It was a meltdown the likes of which Nebraska (14-2 overall, 5-1 Big Ten) hadn’t experienced in some time.
“I was shocked at Game 3 with how we responded after winning Game 2,” Cook said. “I only threw up in my mouth about three times watching the match on video. I thought in Game 4 we would make a run and get it to a Game 5. We did some nice things, we just weren’t very consistent and we didn’t put any pressure on Minnesota.”
In volleyball, attacking and defense aren’t neatly divided. They complement each other, and a failure to apply pressure with your attack and serve puts the opposing team into a better position to run their own offense.
Cook noted the Huskers’ inability to make Minnesota uncomfortable. Nebraska is tied with Illinois for the Big Ten’s lead in aces per set, but NU recorded a season-low one ace Saturday, and too often, Gopher passers put setter Samantha Seliger-Swenson into an easy rhythm. Minnesota’s .280 hitting mark, which Cook said Nebraska should take “personally,” was the highest the Huskers have allowed all season.
Meanwhile, poor first touches kept Nebraska’s attack in neutral. Aside from libero Kenzie Maloney, none of the Huskers’ primary passers were immune from struggles in serve receive as Foecke, Lexi Sun, Jazz Sweet and defensive specialist Hayley Densberger each had shaky moments handling first contact.
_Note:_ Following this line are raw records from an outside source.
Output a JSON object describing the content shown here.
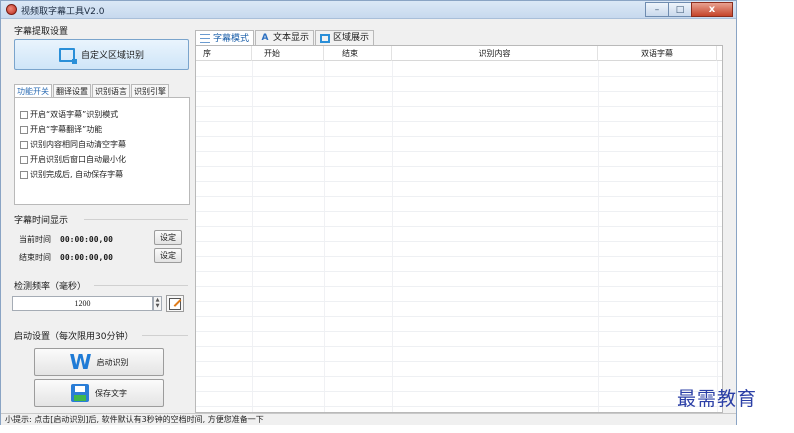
{
  "window": {
    "title": "视频取字幕工具V2.0",
    "controls": {
      "minimize": "–",
      "maximize": "□",
      "close": "x"
    }
  },
  "left": {
    "extract_section": {
      "title": "字幕提取设置",
      "custom_region_button": "自定义区域识别"
    },
    "tabs": [
      "功能开关",
      "翻译设置",
      "识别语言",
      "识别引擎"
    ],
    "options": [
      "开启“双语字幕”识别模式",
      "开启“字幕翻译”功能",
      "识别内容相同自动清空字幕",
      "开启识别后窗口自动最小化",
      "识别完成后, 自动保存字幕"
    ],
    "time_section": {
      "title": "字幕时间显示",
      "rows": [
        {
          "label": "当前时间",
          "value": "00:00:00,00",
          "button": "设定"
        },
        {
          "label": "结束时间",
          "value": "00:00:00,00",
          "button": "设定"
        }
      ]
    },
    "frequency_section": {
      "title": "检测频率（毫秒）",
      "value": "1200"
    },
    "start_section": {
      "title": "启动设置（每次限用30分钟）",
      "start_button": "启动识别",
      "save_button": "保存文字"
    }
  },
  "right": {
    "tabs": [
      "字幕模式",
      "文本显示",
      "区域展示"
    ],
    "columns": [
      "序",
      "开始",
      "结束",
      "识别内容",
      "双语字幕"
    ]
  },
  "statusbar": {
    "text": "小提示: 点击[启动识别]后, 软件默认有3秒钟的空档时间, 方便您准备一下"
  },
  "watermark": "最需教育",
  "colors": {
    "accent": "#2a8fd8",
    "active_tab_text": "#2d6db4",
    "close_button": "#c5442a",
    "watermark": "#2b3fa6"
  }
}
The ball-handling breakdowns sent Husker setter Nicklin Hames on regular chases to make the second touch, and when faced with an imperfect set, NU hitters still played it safe too often to Cook’s liking, giving the Gophers easy digs that led to transition chances that are Minnesota’s bread and butter.
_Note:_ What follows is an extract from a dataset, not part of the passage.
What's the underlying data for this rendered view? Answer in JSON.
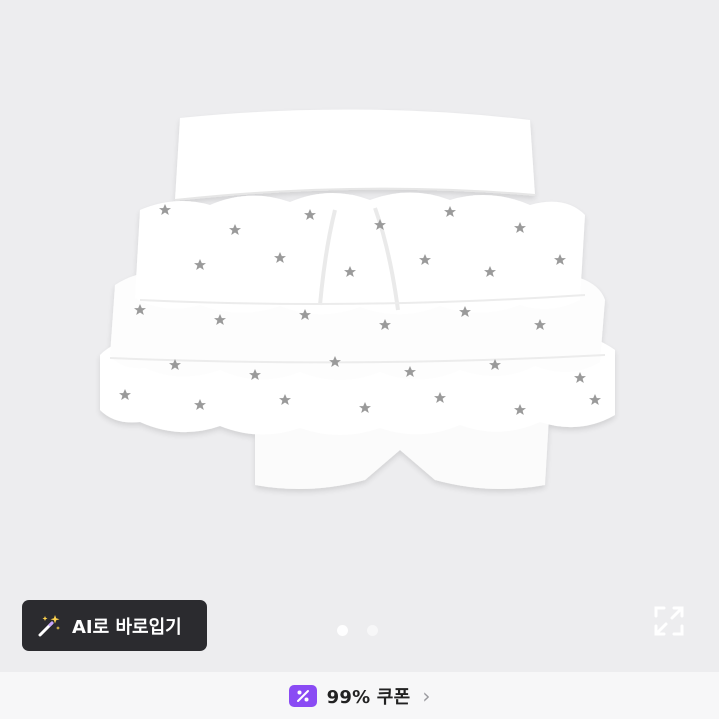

“That’s probably the key. We were not attacking like we needed to,” Cook said. “Again, that’s ball handling. It’s putting the ball in a situation where we can take a swing. When you give them easy balls, they’ve got some dynamic hitters that are hard to stop one on one.
“Attack mode. You’ve got to be in attack mode. That’s how you pressure teams.”
Better out-of-system attacking. Tougher serving. Improved first contact. That’s the three-tiered pyramid of improvement Cook hopes to see with the Huskers heading into a week that features a home match with Indiana (11-6, 2-4) on Wednesday night, followed by a trip to No. 9 Penn State (13-3, 4-2), which begins a four-match road trip that makes up NU’s toughest stretch of the season.
Following the match in Happy Valley, the Huskers play at No. 8 Wisconsin on Oct. 19, and the next day, make the trip to Minneapolis for a rematch with Minnesota. The road trip ends Oct. 24 at 12th-place Ohio State.
Given the polish the Huskers need to apply to the basic parts of the program’s identity, Cook said he wished this was a week NU played Friday and Saturday so he could spend the first three days of the week going back to fundamentals.
The coach saw a couple of “little things that were slipping” the previous week in practice that foreshadowed Saturday’s loss. The same details showed up in a review of the Minnesota game film that Cook has already watched with some of the team.
Two days of workouts will have to do to tighten the screws before Nebraska faces an improved Hoosier team, then hits the road for a stretch that could well define its season.
“We learned some lessons Saturday night,” Cook said. “Hopefully we’re going to come in this week and get better because, as you can see, in the Big Ten, it’s a tough night every match. We’ve got two more tough opponents this week heading into a big road swing. We’ve got to dial it up a little bit.”